Zinnias can be propagated from seed. Bear in mind that double flowers are infertile and do not produce seeds. As bees and other pollinators go from the flowers of one zinnia variety to another, the seeds often no longer contain the original variety of the mother plant. However, if varietal purity is not a priority for you, you may enjoy the gorgeous new colour combinations from home-grown seeds. To obtain your own seeds, do not deadhead your zinnias, but leave the faded flowers on the plants. The fruits will ripen until October. Once the plant has dried up in late autumn, remove the fruits and the flower head. Dry them indoors at room temperature for 2 to 3 weeks. Rub the flower head a little to release the seeds and separate them from any flower remnants. Store the seeds in paper bags in a dry, cool place. Zinnia seeds can germinate for about 4 years if stored well.
Common zinnia pests
Slugs love zinnias and can quickly kill off young plants, so protecting against snails makes sense, especially in the first few weeks after planting. Adult zinnia plants, on the other hand, are seldom at risk. Aphids and spider mites also like to infest zinnias from time to time. However, outdoors, beneficial insects such as the ladybird can prevent these pest populations from getting out of hand. For more tips on controlling aphids, see our separate article.
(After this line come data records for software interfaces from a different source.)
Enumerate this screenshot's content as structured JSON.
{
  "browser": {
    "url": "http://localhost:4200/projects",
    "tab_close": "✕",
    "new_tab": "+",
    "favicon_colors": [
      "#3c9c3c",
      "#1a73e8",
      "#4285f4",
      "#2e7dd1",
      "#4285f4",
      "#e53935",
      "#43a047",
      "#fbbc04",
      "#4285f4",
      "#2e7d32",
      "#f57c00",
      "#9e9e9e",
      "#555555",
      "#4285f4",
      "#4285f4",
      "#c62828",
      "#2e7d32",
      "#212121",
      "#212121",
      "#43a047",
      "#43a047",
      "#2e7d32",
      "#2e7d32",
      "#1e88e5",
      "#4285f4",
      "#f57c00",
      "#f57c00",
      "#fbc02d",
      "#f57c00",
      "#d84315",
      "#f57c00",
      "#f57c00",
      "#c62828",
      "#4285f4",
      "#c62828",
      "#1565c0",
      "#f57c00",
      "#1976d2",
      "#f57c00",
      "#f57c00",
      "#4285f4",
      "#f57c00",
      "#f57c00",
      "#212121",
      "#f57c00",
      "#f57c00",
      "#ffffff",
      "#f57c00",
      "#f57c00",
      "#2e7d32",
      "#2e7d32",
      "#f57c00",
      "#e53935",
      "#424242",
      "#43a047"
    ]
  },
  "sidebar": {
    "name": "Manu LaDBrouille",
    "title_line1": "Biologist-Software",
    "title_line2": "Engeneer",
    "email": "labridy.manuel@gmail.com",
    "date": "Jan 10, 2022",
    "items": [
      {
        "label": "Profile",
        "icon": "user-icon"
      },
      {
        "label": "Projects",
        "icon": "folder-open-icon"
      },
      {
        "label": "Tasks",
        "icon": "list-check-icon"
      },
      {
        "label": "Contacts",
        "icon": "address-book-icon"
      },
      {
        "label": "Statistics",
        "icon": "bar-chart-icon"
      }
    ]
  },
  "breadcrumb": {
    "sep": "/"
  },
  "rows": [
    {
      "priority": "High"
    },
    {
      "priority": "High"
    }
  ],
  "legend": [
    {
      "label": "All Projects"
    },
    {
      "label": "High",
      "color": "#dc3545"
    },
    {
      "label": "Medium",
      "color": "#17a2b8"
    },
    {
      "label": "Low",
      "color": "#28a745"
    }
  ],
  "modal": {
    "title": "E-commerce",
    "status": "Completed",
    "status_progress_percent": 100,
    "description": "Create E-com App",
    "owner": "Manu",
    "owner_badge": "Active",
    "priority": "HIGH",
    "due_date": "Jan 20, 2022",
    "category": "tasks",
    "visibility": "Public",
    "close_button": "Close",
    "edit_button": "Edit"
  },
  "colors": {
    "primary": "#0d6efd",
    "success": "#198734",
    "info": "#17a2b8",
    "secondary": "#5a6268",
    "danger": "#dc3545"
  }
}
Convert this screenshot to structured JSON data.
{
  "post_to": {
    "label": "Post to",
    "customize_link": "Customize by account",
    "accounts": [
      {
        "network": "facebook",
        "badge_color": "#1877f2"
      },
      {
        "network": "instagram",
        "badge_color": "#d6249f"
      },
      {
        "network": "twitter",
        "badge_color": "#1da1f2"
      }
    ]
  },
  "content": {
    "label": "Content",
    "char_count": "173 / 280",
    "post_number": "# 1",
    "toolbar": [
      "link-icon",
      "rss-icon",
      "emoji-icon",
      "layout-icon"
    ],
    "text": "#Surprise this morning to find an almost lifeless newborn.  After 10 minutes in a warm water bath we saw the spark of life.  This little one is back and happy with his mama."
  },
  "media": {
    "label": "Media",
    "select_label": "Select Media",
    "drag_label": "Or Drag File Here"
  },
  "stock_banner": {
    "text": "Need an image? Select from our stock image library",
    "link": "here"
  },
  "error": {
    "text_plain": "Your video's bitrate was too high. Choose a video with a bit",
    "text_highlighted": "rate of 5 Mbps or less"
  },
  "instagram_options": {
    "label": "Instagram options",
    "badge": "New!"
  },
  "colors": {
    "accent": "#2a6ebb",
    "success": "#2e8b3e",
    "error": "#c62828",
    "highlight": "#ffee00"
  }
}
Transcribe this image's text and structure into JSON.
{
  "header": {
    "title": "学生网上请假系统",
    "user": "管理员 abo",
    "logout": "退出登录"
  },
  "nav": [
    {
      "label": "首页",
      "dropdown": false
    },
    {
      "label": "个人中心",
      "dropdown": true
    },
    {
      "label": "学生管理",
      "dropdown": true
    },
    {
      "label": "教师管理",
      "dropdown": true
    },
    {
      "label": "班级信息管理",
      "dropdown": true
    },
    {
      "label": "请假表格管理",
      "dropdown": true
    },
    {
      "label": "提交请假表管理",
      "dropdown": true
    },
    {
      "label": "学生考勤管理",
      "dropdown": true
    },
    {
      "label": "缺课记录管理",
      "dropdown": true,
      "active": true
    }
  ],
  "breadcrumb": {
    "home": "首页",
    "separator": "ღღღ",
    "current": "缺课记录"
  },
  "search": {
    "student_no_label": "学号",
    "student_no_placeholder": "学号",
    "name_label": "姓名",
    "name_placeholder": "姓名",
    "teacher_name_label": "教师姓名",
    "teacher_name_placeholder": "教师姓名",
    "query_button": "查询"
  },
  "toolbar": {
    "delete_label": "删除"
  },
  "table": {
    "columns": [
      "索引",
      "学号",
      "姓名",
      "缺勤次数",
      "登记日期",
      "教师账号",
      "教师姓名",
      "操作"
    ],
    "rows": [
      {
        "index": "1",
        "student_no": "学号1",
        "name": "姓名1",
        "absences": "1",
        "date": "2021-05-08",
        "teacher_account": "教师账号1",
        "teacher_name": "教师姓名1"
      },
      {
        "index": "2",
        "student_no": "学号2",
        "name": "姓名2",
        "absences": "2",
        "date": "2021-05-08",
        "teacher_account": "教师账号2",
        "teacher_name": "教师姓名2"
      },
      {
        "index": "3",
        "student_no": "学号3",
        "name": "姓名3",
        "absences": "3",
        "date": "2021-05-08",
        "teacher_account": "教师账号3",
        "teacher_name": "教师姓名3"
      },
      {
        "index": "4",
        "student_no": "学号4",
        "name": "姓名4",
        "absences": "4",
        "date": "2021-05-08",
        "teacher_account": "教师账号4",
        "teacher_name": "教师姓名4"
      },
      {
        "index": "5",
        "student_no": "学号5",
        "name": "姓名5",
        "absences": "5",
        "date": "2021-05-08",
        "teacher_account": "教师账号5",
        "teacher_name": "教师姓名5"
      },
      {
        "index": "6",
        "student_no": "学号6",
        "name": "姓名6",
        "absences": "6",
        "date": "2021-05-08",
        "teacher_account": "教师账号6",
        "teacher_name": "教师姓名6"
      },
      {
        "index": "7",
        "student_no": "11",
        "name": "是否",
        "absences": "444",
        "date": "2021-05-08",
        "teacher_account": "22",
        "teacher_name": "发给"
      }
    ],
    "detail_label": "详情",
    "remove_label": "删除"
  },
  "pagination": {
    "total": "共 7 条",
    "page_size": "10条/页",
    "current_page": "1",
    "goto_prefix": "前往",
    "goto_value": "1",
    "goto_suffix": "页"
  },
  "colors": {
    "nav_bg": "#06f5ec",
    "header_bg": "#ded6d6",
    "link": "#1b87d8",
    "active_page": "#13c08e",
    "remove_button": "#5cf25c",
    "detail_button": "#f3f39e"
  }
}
Are zinnias poisonous?
Zinnias are not poisonous as such, but the sap contains alkaloids such as nicotine and various terpenes which can cause irritation when they come into contact with skin. We advise always wearing gloves when cutting zinnias. Zinnia flowers, on the other hand, are edible and offer a real feast for the eyes as a decoration or ingredient in flower butter.
Sunflowers are distant relatives of zinnias, and can grow to amazing heights. Find out all about these popular summer flowers and learn more about planting, caring for and harvesting them.